A small study of long-haul truck drivers in the United States and Canada has shown truckers don’t get as much sleep as they need to be alert behind the wheel. Reported in the New England Journal of Medicine, the study showed that in one out of every eight trips, drivers did not get or did not take their full eight-hour breaks between shifts. When they got their breaks, they did not spend the time sleeping and, as a result, got far less rest than they needed.

The findings underscore the need to educate workers and schedulers about the importance of adequate sleep with respect to public safety,” the researchers said.

Each year in the United States 110,000 people are injured and 5,000 killed in commercial truck accidents. The U.S. National Highway Traffic Safety Administration has concluded 1,500 people die each year in the United States when drivers — both truckers and non-truckers — fall asleep behind the wheel; another 76,000 are injured.

Truck drivers are supposed to get at least eight hours off duty each day and work no more than 60 hours per week. In the United States, drivers who have logged 10 hours behind the wheel must have the next eight off; in Canada the rule is 13 hours of driving time. Most drivers said they needed about seven hours of sleep a night. They got about five, with drivers who always worked nights getting an average of 4 1/2 hours. Drivers who always worked during the day tended to get 5 3/4 hours of sleep.

Although all 80 drivers knew they were being monitored on videotape, 45 had at least one episode where they were judged to be drowsy behind the wheel.

In an accompanying editorial, Dr. William Dement of Stanford University said the findings reflected his belief that ”pervasive drowsy driving is an established fact in the United States. Numerous polls have found that up to 56 percent of the general public drives while drowsy.”

Almost one quarter of 18 to 29-year olds report they have fallen asleep at the wheel at some point during the past year, according to a new survey on sleep and fatigue conducted by the National Sleep Foundation.
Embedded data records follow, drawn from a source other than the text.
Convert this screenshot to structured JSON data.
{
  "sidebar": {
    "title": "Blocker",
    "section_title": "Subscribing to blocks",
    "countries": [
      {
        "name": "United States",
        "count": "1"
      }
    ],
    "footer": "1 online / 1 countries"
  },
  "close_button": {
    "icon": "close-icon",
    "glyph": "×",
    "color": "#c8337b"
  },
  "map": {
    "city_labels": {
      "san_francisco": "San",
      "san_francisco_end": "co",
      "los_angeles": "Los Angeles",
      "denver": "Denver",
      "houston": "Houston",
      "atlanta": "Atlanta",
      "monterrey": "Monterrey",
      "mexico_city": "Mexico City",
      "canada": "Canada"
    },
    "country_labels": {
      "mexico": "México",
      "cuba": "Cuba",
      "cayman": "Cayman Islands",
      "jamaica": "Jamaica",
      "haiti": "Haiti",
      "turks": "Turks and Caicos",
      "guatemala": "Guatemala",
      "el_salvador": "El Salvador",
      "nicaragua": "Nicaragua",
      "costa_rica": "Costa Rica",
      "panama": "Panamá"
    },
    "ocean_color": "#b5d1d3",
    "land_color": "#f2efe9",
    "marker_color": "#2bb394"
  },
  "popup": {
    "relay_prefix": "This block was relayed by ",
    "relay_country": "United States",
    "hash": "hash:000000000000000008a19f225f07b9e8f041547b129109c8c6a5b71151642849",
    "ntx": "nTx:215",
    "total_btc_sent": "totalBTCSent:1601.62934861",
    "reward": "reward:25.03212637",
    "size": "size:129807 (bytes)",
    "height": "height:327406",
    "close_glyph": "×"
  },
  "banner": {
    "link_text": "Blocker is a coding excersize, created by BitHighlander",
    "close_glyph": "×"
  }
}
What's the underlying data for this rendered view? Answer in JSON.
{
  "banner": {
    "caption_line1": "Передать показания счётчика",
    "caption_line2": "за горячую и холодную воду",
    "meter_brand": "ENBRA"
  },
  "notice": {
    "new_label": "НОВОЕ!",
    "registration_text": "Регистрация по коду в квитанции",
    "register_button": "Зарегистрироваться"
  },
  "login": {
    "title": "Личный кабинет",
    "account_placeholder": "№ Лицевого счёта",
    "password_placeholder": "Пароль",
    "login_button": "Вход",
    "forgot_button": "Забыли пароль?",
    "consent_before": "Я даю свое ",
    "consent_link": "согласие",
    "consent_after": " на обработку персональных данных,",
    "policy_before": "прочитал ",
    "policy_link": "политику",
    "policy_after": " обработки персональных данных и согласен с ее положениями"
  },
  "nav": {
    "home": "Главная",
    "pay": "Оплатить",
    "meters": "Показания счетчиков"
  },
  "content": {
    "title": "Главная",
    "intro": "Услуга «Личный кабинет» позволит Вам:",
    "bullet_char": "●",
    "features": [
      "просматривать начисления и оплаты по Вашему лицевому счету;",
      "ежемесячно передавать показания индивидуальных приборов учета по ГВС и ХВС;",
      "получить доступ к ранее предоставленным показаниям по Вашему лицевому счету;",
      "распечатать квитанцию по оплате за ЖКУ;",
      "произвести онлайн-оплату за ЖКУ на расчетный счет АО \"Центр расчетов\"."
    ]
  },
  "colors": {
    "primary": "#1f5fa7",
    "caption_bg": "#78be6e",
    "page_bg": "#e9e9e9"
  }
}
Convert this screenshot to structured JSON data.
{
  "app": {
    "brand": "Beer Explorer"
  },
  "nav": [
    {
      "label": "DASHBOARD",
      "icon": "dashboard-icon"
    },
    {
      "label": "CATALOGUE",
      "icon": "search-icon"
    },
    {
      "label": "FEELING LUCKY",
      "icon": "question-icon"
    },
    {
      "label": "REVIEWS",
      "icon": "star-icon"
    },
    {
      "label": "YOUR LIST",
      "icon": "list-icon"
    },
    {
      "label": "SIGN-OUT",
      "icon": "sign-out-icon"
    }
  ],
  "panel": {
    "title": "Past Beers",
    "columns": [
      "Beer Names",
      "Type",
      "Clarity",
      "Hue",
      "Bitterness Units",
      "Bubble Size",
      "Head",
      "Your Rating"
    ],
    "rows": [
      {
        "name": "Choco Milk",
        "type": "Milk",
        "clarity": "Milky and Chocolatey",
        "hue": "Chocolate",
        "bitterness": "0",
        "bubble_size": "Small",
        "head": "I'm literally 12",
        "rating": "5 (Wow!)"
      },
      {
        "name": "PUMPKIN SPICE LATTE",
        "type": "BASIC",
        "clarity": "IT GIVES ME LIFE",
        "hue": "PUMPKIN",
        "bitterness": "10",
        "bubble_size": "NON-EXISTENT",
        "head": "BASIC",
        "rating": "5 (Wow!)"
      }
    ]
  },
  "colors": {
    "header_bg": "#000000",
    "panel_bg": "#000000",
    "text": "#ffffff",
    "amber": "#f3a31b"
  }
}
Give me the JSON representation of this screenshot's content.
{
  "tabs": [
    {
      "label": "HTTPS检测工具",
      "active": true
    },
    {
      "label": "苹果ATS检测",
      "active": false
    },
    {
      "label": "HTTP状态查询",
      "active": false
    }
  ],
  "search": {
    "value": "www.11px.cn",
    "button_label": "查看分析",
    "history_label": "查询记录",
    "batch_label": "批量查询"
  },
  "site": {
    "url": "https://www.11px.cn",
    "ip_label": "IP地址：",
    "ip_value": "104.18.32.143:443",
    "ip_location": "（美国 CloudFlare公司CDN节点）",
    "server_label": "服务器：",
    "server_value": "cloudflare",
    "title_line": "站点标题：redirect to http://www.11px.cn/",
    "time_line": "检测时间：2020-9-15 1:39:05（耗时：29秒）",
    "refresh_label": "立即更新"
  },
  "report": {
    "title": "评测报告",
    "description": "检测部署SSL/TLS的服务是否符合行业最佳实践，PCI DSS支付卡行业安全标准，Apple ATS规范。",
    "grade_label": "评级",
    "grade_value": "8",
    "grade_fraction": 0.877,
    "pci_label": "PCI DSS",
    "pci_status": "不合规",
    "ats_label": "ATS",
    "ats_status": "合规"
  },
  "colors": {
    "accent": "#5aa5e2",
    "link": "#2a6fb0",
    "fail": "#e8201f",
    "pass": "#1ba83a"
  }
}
And half of U.S. adults admit to driving while they are tired.

Reporting on the survey, Bloomberg said that the poll of 1,154 adults was taken in October and November 1999 and has a margin of error of plus or minus 3 percentage points. Seventeen percent of those polled said they had fallen asleep while driving in the past year. Among 30- to 64-year olds, 15 percent reported falling asleep at the wheel in the past year, while only 5 percent of those 65 and older reported dozing off while driving.

Forty-two percent of those polled said they become “stressed” while driving drowsy and 12 percent say they drive faster when they are sleepy, according to the survey.

“Driving while drowsy is no different than driving under the influence of alcohol or drugs,” said Richard Gelula, the National Sleep Foundation’s executive director. “Sleepiness slows reaction time, decreases awareness and impairs judgment.”

The effects of driving drowsy mimic the effect of driving drunk.
  • Reaction time is slowed
  • Decreased awareness
  • Impaired judgment

It turns out to be a fact that your body CANNOT predict sleep onset. Now, we have all experienced that buzz behind the eyes that makes us say….”I just need to close my eyes for ONE SECOND”….but did you know that even though you may have every conscious intention of re-opening your eyes, the body may feel different and onset sleep at that split second? If you have ever fallen asleep at the wheel and lived to tell the tale, don’t EVER say you are an unlucky person!